McCarthy Building Companies, Inc. is constructing a new $11.5 million design-build parking structure at Soka University in Aliso Viejo, Calif. Being built on an existing parking lot between the main entrance and the tennis courts on the Soka University campus, the 214,983-sf structure will provide 677 parking spaces for the school when completed in winter 2013.
McCarthy has partnered with Choate Parking Consultants of Irvine, Calif., on the design and construction of the post-tensioned, cast-in-place concrete parking structure. Designed in harmony with the existing campus, the façade features painted plaster, architectural shapes along three sides, and travertine stone bands around the elevator tower and windows. The entrance to the elevators will be further complemented by natural stone tiles in the elevator lobbies at each level.

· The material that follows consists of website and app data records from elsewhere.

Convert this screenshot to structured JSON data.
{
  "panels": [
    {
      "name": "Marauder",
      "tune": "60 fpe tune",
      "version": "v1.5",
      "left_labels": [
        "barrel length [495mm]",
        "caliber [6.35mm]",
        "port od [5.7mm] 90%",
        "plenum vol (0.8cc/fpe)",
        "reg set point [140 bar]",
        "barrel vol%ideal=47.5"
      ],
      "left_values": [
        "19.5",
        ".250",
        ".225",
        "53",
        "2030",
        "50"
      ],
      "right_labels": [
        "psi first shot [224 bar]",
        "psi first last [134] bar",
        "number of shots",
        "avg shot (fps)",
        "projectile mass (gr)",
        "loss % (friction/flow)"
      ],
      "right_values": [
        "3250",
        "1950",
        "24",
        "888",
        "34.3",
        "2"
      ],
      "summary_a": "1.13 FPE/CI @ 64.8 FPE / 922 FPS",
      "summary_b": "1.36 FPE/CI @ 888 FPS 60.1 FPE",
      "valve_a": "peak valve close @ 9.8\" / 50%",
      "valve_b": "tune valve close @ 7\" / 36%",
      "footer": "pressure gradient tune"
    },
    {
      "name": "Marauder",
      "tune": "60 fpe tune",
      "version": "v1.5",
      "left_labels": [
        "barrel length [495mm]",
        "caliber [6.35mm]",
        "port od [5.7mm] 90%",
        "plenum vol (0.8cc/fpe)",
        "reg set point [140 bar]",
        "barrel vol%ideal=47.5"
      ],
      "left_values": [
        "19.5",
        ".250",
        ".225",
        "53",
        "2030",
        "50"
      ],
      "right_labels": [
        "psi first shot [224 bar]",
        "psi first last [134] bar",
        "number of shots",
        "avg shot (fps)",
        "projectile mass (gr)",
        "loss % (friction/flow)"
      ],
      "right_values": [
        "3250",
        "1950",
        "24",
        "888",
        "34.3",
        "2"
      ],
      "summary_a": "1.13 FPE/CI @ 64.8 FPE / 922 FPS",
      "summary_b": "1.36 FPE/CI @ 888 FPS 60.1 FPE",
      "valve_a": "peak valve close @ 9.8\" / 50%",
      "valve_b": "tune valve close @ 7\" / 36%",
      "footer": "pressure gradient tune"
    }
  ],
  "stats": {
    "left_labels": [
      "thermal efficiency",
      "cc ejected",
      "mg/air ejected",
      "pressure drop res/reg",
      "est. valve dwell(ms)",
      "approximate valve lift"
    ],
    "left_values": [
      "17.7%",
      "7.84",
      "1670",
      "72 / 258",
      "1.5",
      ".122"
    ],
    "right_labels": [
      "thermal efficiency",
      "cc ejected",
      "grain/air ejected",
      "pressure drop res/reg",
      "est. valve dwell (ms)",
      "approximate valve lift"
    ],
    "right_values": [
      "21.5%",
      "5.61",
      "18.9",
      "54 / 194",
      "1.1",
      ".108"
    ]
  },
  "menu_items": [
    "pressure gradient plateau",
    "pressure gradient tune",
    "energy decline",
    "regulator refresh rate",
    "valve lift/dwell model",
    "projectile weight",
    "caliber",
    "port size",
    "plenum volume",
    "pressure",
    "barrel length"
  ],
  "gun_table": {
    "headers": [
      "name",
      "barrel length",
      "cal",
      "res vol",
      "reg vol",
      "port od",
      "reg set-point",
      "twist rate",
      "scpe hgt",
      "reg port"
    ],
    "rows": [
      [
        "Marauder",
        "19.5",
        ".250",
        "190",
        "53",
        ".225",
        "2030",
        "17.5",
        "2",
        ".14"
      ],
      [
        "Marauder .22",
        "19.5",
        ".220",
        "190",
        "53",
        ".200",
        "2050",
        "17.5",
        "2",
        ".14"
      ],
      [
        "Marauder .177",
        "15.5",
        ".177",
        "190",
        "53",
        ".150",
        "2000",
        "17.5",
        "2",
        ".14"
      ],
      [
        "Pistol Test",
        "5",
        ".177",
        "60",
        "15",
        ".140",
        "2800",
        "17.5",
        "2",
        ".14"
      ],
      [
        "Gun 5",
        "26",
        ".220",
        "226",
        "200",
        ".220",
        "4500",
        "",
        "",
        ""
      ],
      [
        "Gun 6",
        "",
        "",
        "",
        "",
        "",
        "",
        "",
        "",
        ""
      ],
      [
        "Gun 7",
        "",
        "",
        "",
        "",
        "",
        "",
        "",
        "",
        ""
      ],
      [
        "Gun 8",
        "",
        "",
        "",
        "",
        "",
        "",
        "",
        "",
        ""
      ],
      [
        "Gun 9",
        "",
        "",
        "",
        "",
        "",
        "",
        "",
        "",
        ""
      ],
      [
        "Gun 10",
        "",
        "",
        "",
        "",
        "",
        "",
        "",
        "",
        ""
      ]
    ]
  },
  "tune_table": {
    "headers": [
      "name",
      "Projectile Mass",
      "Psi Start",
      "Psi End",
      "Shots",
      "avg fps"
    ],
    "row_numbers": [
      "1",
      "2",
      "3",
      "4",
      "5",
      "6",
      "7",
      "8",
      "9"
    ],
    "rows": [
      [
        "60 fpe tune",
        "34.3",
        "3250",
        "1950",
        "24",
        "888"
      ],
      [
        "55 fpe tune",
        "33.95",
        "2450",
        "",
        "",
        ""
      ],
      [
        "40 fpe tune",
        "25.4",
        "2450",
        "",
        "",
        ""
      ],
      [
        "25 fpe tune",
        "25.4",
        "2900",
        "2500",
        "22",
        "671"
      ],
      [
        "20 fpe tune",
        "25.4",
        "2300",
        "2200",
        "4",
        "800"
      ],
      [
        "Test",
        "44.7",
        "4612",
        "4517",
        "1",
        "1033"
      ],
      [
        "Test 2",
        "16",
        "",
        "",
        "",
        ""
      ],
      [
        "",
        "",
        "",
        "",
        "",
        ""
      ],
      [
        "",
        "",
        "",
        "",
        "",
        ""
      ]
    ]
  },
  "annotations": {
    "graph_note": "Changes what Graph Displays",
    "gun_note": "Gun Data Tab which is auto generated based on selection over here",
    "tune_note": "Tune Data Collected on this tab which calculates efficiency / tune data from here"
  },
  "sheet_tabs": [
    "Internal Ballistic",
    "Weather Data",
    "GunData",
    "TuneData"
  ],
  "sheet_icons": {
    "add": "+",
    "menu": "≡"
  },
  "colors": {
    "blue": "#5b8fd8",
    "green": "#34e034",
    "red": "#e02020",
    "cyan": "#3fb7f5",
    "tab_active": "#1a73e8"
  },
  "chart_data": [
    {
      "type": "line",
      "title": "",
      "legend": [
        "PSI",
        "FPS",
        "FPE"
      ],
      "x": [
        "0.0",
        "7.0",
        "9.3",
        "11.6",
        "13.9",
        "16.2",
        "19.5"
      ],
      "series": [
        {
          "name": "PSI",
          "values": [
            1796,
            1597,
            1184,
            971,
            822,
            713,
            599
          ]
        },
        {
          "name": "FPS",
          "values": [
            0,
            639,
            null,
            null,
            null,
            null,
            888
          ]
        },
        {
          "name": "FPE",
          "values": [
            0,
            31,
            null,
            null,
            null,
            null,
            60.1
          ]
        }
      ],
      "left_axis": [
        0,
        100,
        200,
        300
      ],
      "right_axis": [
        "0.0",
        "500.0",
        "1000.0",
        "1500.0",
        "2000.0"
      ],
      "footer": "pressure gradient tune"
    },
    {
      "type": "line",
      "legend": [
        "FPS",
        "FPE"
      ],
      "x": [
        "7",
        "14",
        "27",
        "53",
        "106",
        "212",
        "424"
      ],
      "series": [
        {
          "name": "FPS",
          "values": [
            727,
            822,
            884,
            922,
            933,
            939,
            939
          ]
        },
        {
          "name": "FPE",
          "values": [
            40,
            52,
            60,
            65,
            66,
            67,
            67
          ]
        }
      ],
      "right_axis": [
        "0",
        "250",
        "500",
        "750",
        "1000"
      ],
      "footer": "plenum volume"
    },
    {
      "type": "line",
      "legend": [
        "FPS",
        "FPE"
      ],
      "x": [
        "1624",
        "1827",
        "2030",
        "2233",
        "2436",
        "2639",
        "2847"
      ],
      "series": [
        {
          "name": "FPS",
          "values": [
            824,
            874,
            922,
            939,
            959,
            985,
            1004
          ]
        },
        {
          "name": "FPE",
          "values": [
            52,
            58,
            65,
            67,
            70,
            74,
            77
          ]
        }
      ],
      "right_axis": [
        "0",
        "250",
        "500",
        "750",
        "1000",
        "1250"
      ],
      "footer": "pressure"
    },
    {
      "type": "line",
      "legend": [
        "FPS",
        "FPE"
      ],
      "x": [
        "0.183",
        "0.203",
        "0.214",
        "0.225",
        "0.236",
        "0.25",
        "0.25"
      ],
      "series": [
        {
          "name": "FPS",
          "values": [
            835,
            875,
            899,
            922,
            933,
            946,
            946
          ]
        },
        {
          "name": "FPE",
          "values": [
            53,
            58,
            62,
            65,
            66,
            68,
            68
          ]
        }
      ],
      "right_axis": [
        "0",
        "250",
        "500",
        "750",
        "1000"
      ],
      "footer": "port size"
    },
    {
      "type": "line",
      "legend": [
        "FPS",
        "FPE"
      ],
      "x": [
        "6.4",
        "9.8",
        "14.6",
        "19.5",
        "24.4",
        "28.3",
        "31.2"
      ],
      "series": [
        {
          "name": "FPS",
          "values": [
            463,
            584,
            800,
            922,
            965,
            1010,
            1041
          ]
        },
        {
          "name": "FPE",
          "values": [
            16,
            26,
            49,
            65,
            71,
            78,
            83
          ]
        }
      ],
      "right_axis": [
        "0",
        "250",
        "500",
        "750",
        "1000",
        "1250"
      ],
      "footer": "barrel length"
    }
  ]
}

In order to maintain the neighbors’ views of the surrounding canyon, the four-level parking structure has been lowered into the slope of the hillside along Wood Canyon Drive to minimize the structure’s height and visual impact.
“In order to lower the entire structure, we’ve installed a 700-ft long and 30-ft tall sculpted architectural finished structural shotcrete and soil nail retaining wall system along three sides of the project site,” said McCarthy Project Manager Jeff Craven.
Additional construction entails site improvements and connections to the campus utility systems and the addition of a traffic signal at the campus entrance. A stormwater filtration and detention system has been installed, and the existing soccer field is being leveled and widened to better meet the needs of the university’s athletic program.
“Due to existing structures and topography of the site, the project is inaccessible from three sides posing unique challenges for our concrete placing operations as well as material deliveries,” said Craven. “To address this challenge, McCarthy designed a concrete pumping system that allows us to place the concrete in excess of 300 ft away from the entrance to the site. In addition, McCarthy maintained a strict delivery schedule to coordinate all of the material deliveries while reducing construction traffic to adjoining streets.”
To minimize the environmental impact of the project, McCarthy is utilizing sustainable design and construction methods. Prior to the start of construction, six mature pine trees were salvaged from the existing parking lot and relocated onto the slope along the eastern property line of the project site. All of the stormwater collected from the parking structure will be filtered and detained on campus in an underground 8-ft-diameter corrugated metal pipe before being released into the city storm drain system. In addition, approximately 25,000 cubic yards of soil were excavated for the parking structure and were retained on campus instead of being exported, reducing the trucking impact on the local streets. McCarthy also plans to recycle approximately 75 percent of all waste generated during the project, exceeding the city’s minimum construction waste recycling requirement of 50 percent.